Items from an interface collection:
════════════════════

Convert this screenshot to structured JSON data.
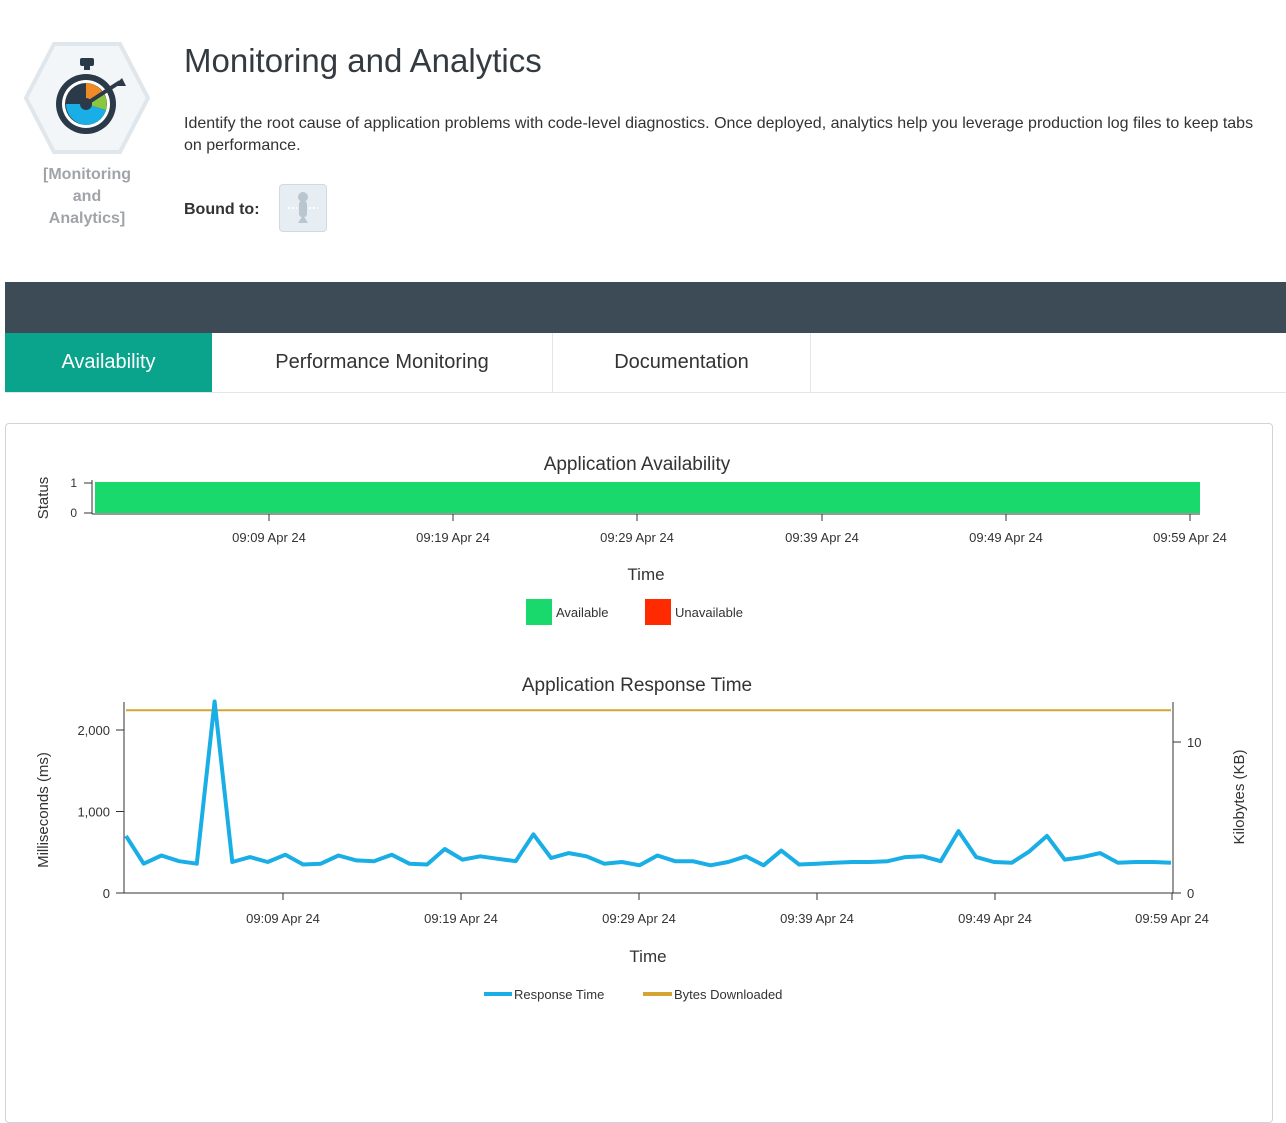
{
  "header": {
    "title": "Monitoring and Analytics",
    "description": "Identify the root cause of application problems with code-level diagnostics. Once deployed, analytics help you leverage production log files to keep tabs on performance.",
    "logo_caption": [
      "[Monitoring",
      "and",
      "Analytics]"
    ],
    "bound_label": "Bound to:",
    "bound_icon": "app-service-icon"
  },
  "tabs": [
    {
      "label": "Availability",
      "active": true
    },
    {
      "label": "Performance Monitoring",
      "active": false
    },
    {
      "label": "Documentation",
      "active": false
    }
  ],
  "colors": {
    "accent": "#0aa38c",
    "dark_bar": "#3d4b56",
    "available": "#19d86c",
    "unavailable": "#ff2a00",
    "response_time": "#1aaee6",
    "bytes_downloaded": "#d4a532"
  },
  "chart_data": [
    {
      "type": "bar",
      "title": "Application Availability",
      "xlabel": "Time",
      "ylabel": "Status",
      "x_ticks": [
        "09:09 Apr 24",
        "09:19 Apr 24",
        "09:29 Apr 24",
        "09:39 Apr 24",
        "09:49 Apr 24",
        "09:59 Apr 24"
      ],
      "y_ticks": [
        "1",
        "0"
      ],
      "ylim": [
        0,
        1
      ],
      "series": [
        {
          "name": "Available",
          "value": 1,
          "color": "#19d86c"
        },
        {
          "name": "Unavailable",
          "value": 0,
          "color": "#ff2a00"
        }
      ],
      "legend": [
        "Available",
        "Unavailable"
      ],
      "legend_position": "bottom"
    },
    {
      "type": "line",
      "title": "Application Response Time",
      "xlabel": "Time",
      "ylabel": "Milliseconds (ms)",
      "y2label": "Kilobytes (KB)",
      "x_ticks": [
        "09:09 Apr 24",
        "09:19 Apr 24",
        "09:29 Apr 24",
        "09:39 Apr 24",
        "09:49 Apr 24",
        "09:59 Apr 24"
      ],
      "y_ticks": [
        "2,000",
        "1,000",
        "0"
      ],
      "y2_ticks": [
        "10",
        "0"
      ],
      "ylim": [
        0,
        2400
      ],
      "y2lim": [
        0,
        12
      ],
      "series": [
        {
          "name": "Response Time",
          "axis": "left",
          "color": "#1aaee6",
          "values": [
            700,
            360,
            460,
            390,
            360,
            2350,
            380,
            440,
            380,
            470,
            350,
            360,
            460,
            400,
            390,
            470,
            360,
            350,
            540,
            410,
            450,
            420,
            390,
            720,
            430,
            490,
            450,
            360,
            380,
            340,
            460,
            390,
            390,
            340,
            380,
            450,
            340,
            520,
            350,
            360,
            370,
            380,
            380,
            390,
            440,
            450,
            390,
            760,
            440,
            380,
            370,
            510,
            700,
            410,
            440,
            490,
            370,
            380,
            380,
            370
          ]
        },
        {
          "name": "Bytes Downloaded",
          "axis": "right",
          "color": "#d4a532",
          "values": [
            12.1,
            12.1,
            12.1,
            12.1,
            12.1,
            12.1,
            12.1,
            12.1,
            12.1,
            12.1,
            12.1,
            12.1,
            12.1,
            12.1,
            12.1,
            12.1,
            12.1,
            12.1,
            12.1,
            12.1,
            12.1,
            12.1,
            12.1,
            12.1,
            12.1,
            12.1,
            12.1,
            12.1,
            12.1,
            12.1,
            12.1,
            12.1,
            12.1,
            12.1,
            12.1,
            12.1,
            12.1,
            12.1,
            12.1,
            12.1,
            12.1,
            12.1,
            12.1,
            12.1,
            12.1,
            12.1,
            12.1,
            12.1,
            12.1,
            12.1,
            12.1,
            12.1,
            12.1,
            12.1,
            12.1,
            12.1,
            12.1,
            12.1,
            12.1,
            12.1
          ]
        }
      ],
      "legend": [
        "Response Time",
        "Bytes Downloaded"
      ],
      "legend_position": "bottom"
    }
  ]
}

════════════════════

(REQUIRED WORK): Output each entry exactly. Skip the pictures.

(YOUR SOLUTION):
Convert this screenshot to structured JSON data.
{
  "header": {
    "title": "Monitoring and Analytics",
    "description": "Identify the root cause of application problems with code-level diagnostics. Once deployed, analytics help you leverage production log files to keep tabs on performance.",
    "logo_caption": [
      "[Monitoring",
      "and",
      "Analytics]"
    ],
    "bound_label": "Bound to:",
    "bound_icon": "app-service-icon"
  },
  "tabs": [
    {
      "label": "Availability",
      "active": true
    },
    {
      "label": "Performance Monitoring",
      "active": false
    },
    {
      "label": "Documentation",
      "active": false
    }
  ],
  "colors": {
    "accent": "#0aa38c",
    "dark_bar": "#3d4b56",
    "available": "#19d86c",
    "unavailable": "#ff2a00",
    "response_time": "#1aaee6",
    "bytes_downloaded": "#d4a532"
  },
  "chart_data": [
    {
      "type": "bar",
      "title": "Application Availability",
      "xlabel": "Time",
      "ylabel": "Status",
      "x_ticks": [
        "09:09 Apr 24",
        "09:19 Apr 24",
        "09:29 Apr 24",
        "09:39 Apr 24",
        "09:49 Apr 24",
        "09:59 Apr 24"
      ],
      "y_ticks": [
        "1",
        "0"
      ],
      "ylim": [
        0,
        1
      ],
      "series": [
        {
          "name": "Available",
          "value": 1,
          "color": "#19d86c"
        },
        {
          "name": "Unavailable",
          "value": 0,
          "color": "#ff2a00"
        }
      ],
      "legend": [
        "Available",
        "Unavailable"
      ],
      "legend_position": "bottom"
    },
    {
      "type": "line",
      "title": "Application Response Time",
      "xlabel": "Time",
      "ylabel": "Milliseconds (ms)",
      "y2label": "Kilobytes (KB)",
      "x_ticks": [
        "09:09 Apr 24",
        "09:19 Apr 24",
        "09:29 Apr 24",
        "09:39 Apr 24",
        "09:49 Apr 24",
        "09:59 Apr 24"
      ],
      "y_ticks": [
        "2,000",
        "1,000",
        "0"
      ],
      "y2_ticks": [
        "10",
        "0"
      ],
      "ylim": [
        0,
        2400
      ],
      "y2lim": [
        0,
        12
      ],
      "series": [
        {
          "name": "Response Time",
          "axis": "left",
          "color": "#1aaee6",
          "values": [
            700,
            360,
            460,
            390,
            360,
            2350,
            380,
            440,
            380,
            470,
            350,
            360,
            460,
            400,
            390,
            470,
            360,
            350,
            540,
            410,
            450,
            420,
            390,
            720,
            430,
            490,
            450,
            360,
            380,
            340,
            460,
            390,
            390,
            340,
            380,
            450,
            340,
            520,
            350,
            360,
            370,
            380,
            380,
            390,
            440,
            450,
            390,
            760,
            440,
            380,
            370,
            510,
            700,
            410,
            440,
            490,
            370,
            380,
            380,
            370
          ]
        },
        {
          "name": "Bytes Downloaded",
          "axis": "right",
          "color": "#d4a532",
          "values": [
            12.1,
            12.1,
            12.1,
            12.1,
            12.1,
            12.1,
            12.1,
            12.1,
            12.1,
            12.1,
            12.1,
            12.1,
            12.1,
            12.1,
            12.1,
            12.1,
            12.1,
            12.1,
            12.1,
            12.1,
            12.1,
            12.1,
            12.1,
            12.1,
            12.1,
            12.1,
            12.1,
            12.1,
            12.1,
            12.1,
            12.1,
            12.1,
            12.1,
            12.1,
            12.1,
            12.1,
            12.1,
            12.1,
            12.1,
            12.1,
            12.1,
            12.1,
            12.1,
            12.1,
            12.1,
            12.1,
            12.1,
            12.1,
            12.1,
            12.1,
            12.1,
            12.1,
            12.1,
            12.1,
            12.1,
            12.1,
            12.1,
            12.1,
            12.1,
            12.1
          ]
        }
      ],
      "legend": [
        "Response Time",
        "Bytes Downloaded"
      ],
      "legend_position": "bottom"
    }
  ]
}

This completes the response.